Rosenbaum has now added comments from more blues artists including the likes of Bonnie Raitt, Gregg Allman, Derek Trucks, Susan Tedeschi, Tim Reynolds, Shemekia Copeland, Robby Krieger, Kenny Wayne Shepherd, Joe Perry, Joe Bonamassa, Guy Davis, Walter Trout, Eric Gales, Warren Haynes, Bobby Rush, Elvin Bishop, and Johnny Winter.
The result is Sidemen: Long Road To Glory, a riveting, must-see movie about the men and women who made the blues and continue to push it forward. It’s been difficult to see until now as the film did not receive a larger distribution deal. Now that it’s available as a DVD through the website of the film, a copy was provided for me by the American Music Educators, a very cool organization run by Ellen Foster and Tina Terry of the Tina Terry Agency, who organize talk back sessions to go with screenings of the film.
I will be writing more about AME in the very near future to discuss how they connect artists with groups who want to learn about different aspects of blues and the life that the artists led. You’ll want to stay tuned to find out who is working on this great program, but SPOILER ALERT, it’s some of the people interviewed in Sidemen.
Sidemen: Long Road To Glory is bookended by scenes of Pinetop Perkins walking to a piano in an empty theatre and playing. Playing not for an audience, but for himself and the love of the music. Telling the story of the migration out of the deep South by ambitious men who were drawn to the possibility of a better life, each of the three men recognized in the film endured hardship as they established themselves in a new world.
While all three eventually entered orbit around the two biggest stars in the blues universe, one problem with being a sideman is that the spotlight doesn’t fall on you, it lights the star. The money doesn’t pour into your pocket, it flows into the stars’. The adulation is all on the other person, and while your contribution may be of utmost importance and the world may now the leader’s name, you remain completely unknown to the general public.

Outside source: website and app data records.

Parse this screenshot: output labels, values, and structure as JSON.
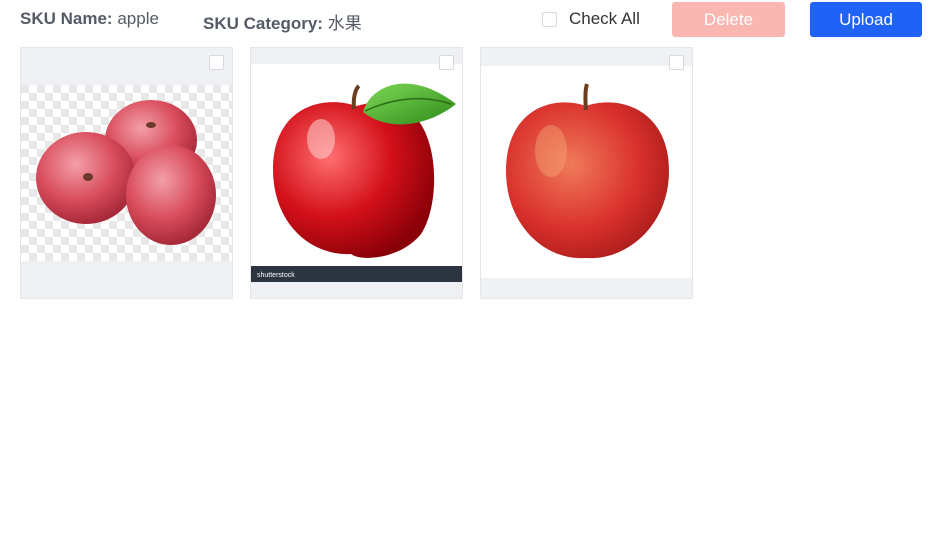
{
  "sku": {
    "name_label": "SKU Name:",
    "name_value": "apple",
    "category_label": "SKU Category:",
    "category_value": "水果"
  },
  "actions": {
    "check_all_label": "Check All",
    "delete_label": "Delete",
    "upload_label": "Upload"
  },
  "images": [
    {
      "description": "apple-group-icon",
      "checked": false
    },
    {
      "description": "apple-with-leaf-icon",
      "checked": false,
      "watermark": "shutterstock"
    },
    {
      "description": "apple-single-icon",
      "checked": false
    }
  ],
  "colors": {
    "delete_bg": "#fab6b1",
    "upload_bg": "#1f62f5",
    "card_bg": "#f0f1f4"
  }
}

For any fan of the blues, this oral history is heartwarming and heartrending at the same time. The music is remarkable and the stories told by and about Perkins, Smith, and Sumlin are at turns funny, serious, and occasionally so sad that it’s hard not to cry over the way they were treated at low points in their lives.
Using some of the techniques Ken Burns has popularized by making still photos look like moving pictures and a narration by actor/comedian Marc Maron, the film moves along briskly and at no time bogs down. Using a host of interviews with key blues artists, even the most casual fan can’t hope but come away deeply impressed by their contributions.

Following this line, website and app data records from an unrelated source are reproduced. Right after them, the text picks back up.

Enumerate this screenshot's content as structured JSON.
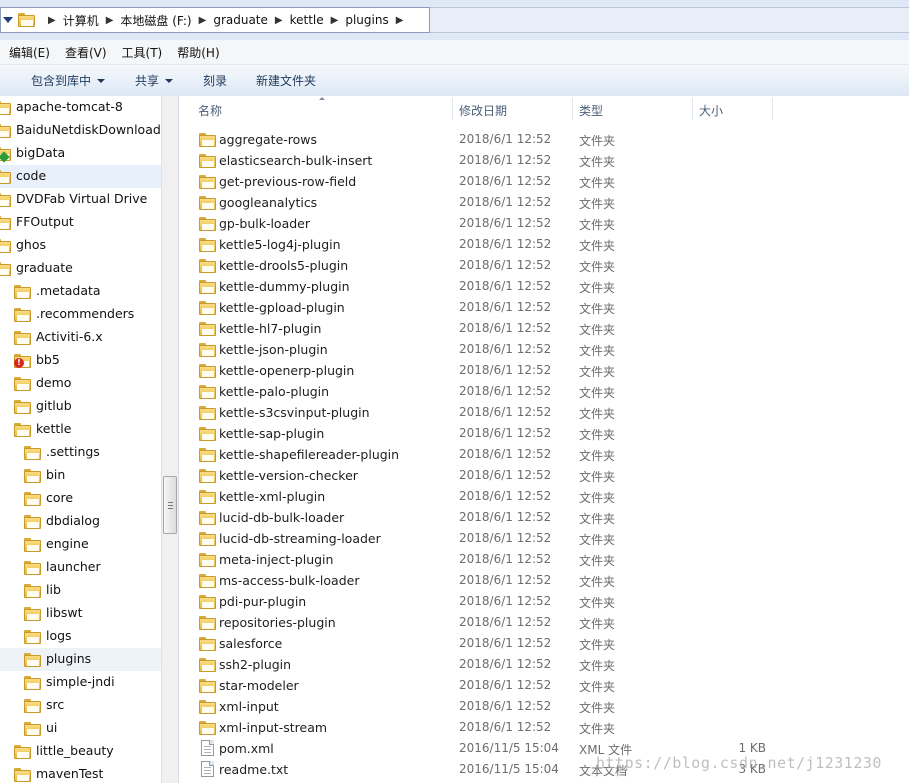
{
  "address": {
    "crumbs": [
      "计算机",
      "本地磁盘 (F:)",
      "graduate",
      "kettle",
      "plugins"
    ]
  },
  "menu": [
    "编辑(E)",
    "查看(V)",
    "工具(T)",
    "帮助(H)"
  ],
  "toolbar": {
    "include_library": "包含到库中",
    "share": "共享",
    "burn": "刻录",
    "new_folder": "新建文件夹"
  },
  "nav": [
    {
      "label": "apache-tomcat-8",
      "indent": 0
    },
    {
      "label": "BaiduNetdiskDownload",
      "indent": 0
    },
    {
      "label": "bigData",
      "indent": 0,
      "badge": "green"
    },
    {
      "label": "code",
      "indent": 0,
      "selected": true
    },
    {
      "label": "DVDFab Virtual Drive",
      "indent": 0
    },
    {
      "label": "FFOutput",
      "indent": 0
    },
    {
      "label": "ghos",
      "indent": 0
    },
    {
      "label": "graduate",
      "indent": 0
    },
    {
      "label": ".metadata",
      "indent": 1
    },
    {
      "label": ".recommenders",
      "indent": 1
    },
    {
      "label": "Activiti-6.x",
      "indent": 1
    },
    {
      "label": "bb5",
      "indent": 1,
      "badge": "red"
    },
    {
      "label": "demo",
      "indent": 1
    },
    {
      "label": "gitlub",
      "indent": 1
    },
    {
      "label": "kettle",
      "indent": 1
    },
    {
      "label": ".settings",
      "indent": 2
    },
    {
      "label": "bin",
      "indent": 2,
      "expand": true
    },
    {
      "label": "core",
      "indent": 2,
      "expand": true
    },
    {
      "label": "dbdialog",
      "indent": 2,
      "expand": true
    },
    {
      "label": "engine",
      "indent": 2,
      "expand": true
    },
    {
      "label": "launcher",
      "indent": 2
    },
    {
      "label": "lib",
      "indent": 2
    },
    {
      "label": "libswt",
      "indent": 2,
      "expand": true
    },
    {
      "label": "logs",
      "indent": 2
    },
    {
      "label": "plugins",
      "indent": 2,
      "expand": true,
      "highlight": true
    },
    {
      "label": "simple-jndi",
      "indent": 2
    },
    {
      "label": "src",
      "indent": 2
    },
    {
      "label": "ui",
      "indent": 2,
      "expand": true
    },
    {
      "label": "little_beauty",
      "indent": 1,
      "expand": true
    },
    {
      "label": "mavenTest",
      "indent": 1
    }
  ],
  "columns": {
    "name": "名称",
    "date": "修改日期",
    "type": "类型",
    "size": "大小"
  },
  "files": [
    {
      "name": "aggregate-rows",
      "date": "2018/6/1 12:52",
      "type": "文件夹",
      "size": "",
      "kind": "folder"
    },
    {
      "name": "elasticsearch-bulk-insert",
      "date": "2018/6/1 12:52",
      "type": "文件夹",
      "size": "",
      "kind": "folder"
    },
    {
      "name": "get-previous-row-field",
      "date": "2018/6/1 12:52",
      "type": "文件夹",
      "size": "",
      "kind": "folder"
    },
    {
      "name": "googleanalytics",
      "date": "2018/6/1 12:52",
      "type": "文件夹",
      "size": "",
      "kind": "folder"
    },
    {
      "name": "gp-bulk-loader",
      "date": "2018/6/1 12:52",
      "type": "文件夹",
      "size": "",
      "kind": "folder"
    },
    {
      "name": "kettle5-log4j-plugin",
      "date": "2018/6/1 12:52",
      "type": "文件夹",
      "size": "",
      "kind": "folder"
    },
    {
      "name": "kettle-drools5-plugin",
      "date": "2018/6/1 12:52",
      "type": "文件夹",
      "size": "",
      "kind": "folder"
    },
    {
      "name": "kettle-dummy-plugin",
      "date": "2018/6/1 12:52",
      "type": "文件夹",
      "size": "",
      "kind": "folder"
    },
    {
      "name": "kettle-gpload-plugin",
      "date": "2018/6/1 12:52",
      "type": "文件夹",
      "size": "",
      "kind": "folder"
    },
    {
      "name": "kettle-hl7-plugin",
      "date": "2018/6/1 12:52",
      "type": "文件夹",
      "size": "",
      "kind": "folder"
    },
    {
      "name": "kettle-json-plugin",
      "date": "2018/6/1 12:52",
      "type": "文件夹",
      "size": "",
      "kind": "folder"
    },
    {
      "name": "kettle-openerp-plugin",
      "date": "2018/6/1 12:52",
      "type": "文件夹",
      "size": "",
      "kind": "folder"
    },
    {
      "name": "kettle-palo-plugin",
      "date": "2018/6/1 12:52",
      "type": "文件夹",
      "size": "",
      "kind": "folder"
    },
    {
      "name": "kettle-s3csvinput-plugin",
      "date": "2018/6/1 12:52",
      "type": "文件夹",
      "size": "",
      "kind": "folder"
    },
    {
      "name": "kettle-sap-plugin",
      "date": "2018/6/1 12:52",
      "type": "文件夹",
      "size": "",
      "kind": "folder"
    },
    {
      "name": "kettle-shapefilereader-plugin",
      "date": "2018/6/1 12:52",
      "type": "文件夹",
      "size": "",
      "kind": "folder"
    },
    {
      "name": "kettle-version-checker",
      "date": "2018/6/1 12:52",
      "type": "文件夹",
      "size": "",
      "kind": "folder"
    },
    {
      "name": "kettle-xml-plugin",
      "date": "2018/6/1 12:52",
      "type": "文件夹",
      "size": "",
      "kind": "folder"
    },
    {
      "name": "lucid-db-bulk-loader",
      "date": "2018/6/1 12:52",
      "type": "文件夹",
      "size": "",
      "kind": "folder"
    },
    {
      "name": "lucid-db-streaming-loader",
      "date": "2018/6/1 12:52",
      "type": "文件夹",
      "size": "",
      "kind": "folder"
    },
    {
      "name": "meta-inject-plugin",
      "date": "2018/6/1 12:52",
      "type": "文件夹",
      "size": "",
      "kind": "folder"
    },
    {
      "name": "ms-access-bulk-loader",
      "date": "2018/6/1 12:52",
      "type": "文件夹",
      "size": "",
      "kind": "folder"
    },
    {
      "name": "pdi-pur-plugin",
      "date": "2018/6/1 12:52",
      "type": "文件夹",
      "size": "",
      "kind": "folder"
    },
    {
      "name": "repositories-plugin",
      "date": "2018/6/1 12:52",
      "type": "文件夹",
      "size": "",
      "kind": "folder"
    },
    {
      "name": "salesforce",
      "date": "2018/6/1 12:52",
      "type": "文件夹",
      "size": "",
      "kind": "folder"
    },
    {
      "name": "ssh2-plugin",
      "date": "2018/6/1 12:52",
      "type": "文件夹",
      "size": "",
      "kind": "folder"
    },
    {
      "name": "star-modeler",
      "date": "2018/6/1 12:52",
      "type": "文件夹",
      "size": "",
      "kind": "folder"
    },
    {
      "name": "xml-input",
      "date": "2018/6/1 12:52",
      "type": "文件夹",
      "size": "",
      "kind": "folder"
    },
    {
      "name": "xml-input-stream",
      "date": "2018/6/1 12:52",
      "type": "文件夹",
      "size": "",
      "kind": "folder"
    },
    {
      "name": "pom.xml",
      "date": "2016/11/5 15:04",
      "type": "XML 文件",
      "size": "1 KB",
      "kind": "file"
    },
    {
      "name": "readme.txt",
      "date": "2016/11/5 15:04",
      "type": "文本文档",
      "size": "3 KB",
      "kind": "file"
    }
  ],
  "watermark": "https://blog.csdn.net/j1231230"
}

As there are so few of the original blues artists left, those that can bridge the era of World War II and beyond, this is an important document and should be treasured for preserving their stories along with their music.
One sad fact that is driven home during the last third of the movie is, despite Hubert Sumlin’s incredible influence on lead guitarists and the way he changed the way the guitar was played in blues and rock, he is still not in the Rock And Roll Hall of Fame. Even though the members of The Rolling Stones revere Sumlin and have lobbied on his behalf, their pleas have been ignored.
What’s it going to take to finally enshrine the man who influenced Keith Richards, Eric Clapton, and the young Jimi Hendrix?
Sidemen: Long Road To Glory is a must see for every blues fan, no question. It’s also a must see for anyone interested in the history and evolution of rock music. And it’s a must see for anyone who is a sucker for a great story of perseverance, dedication, and recovery from the hardest of times. See it in a theatre, a festival, or go ahead and shell out the bucks to buy your own copy.
You will not be sorry.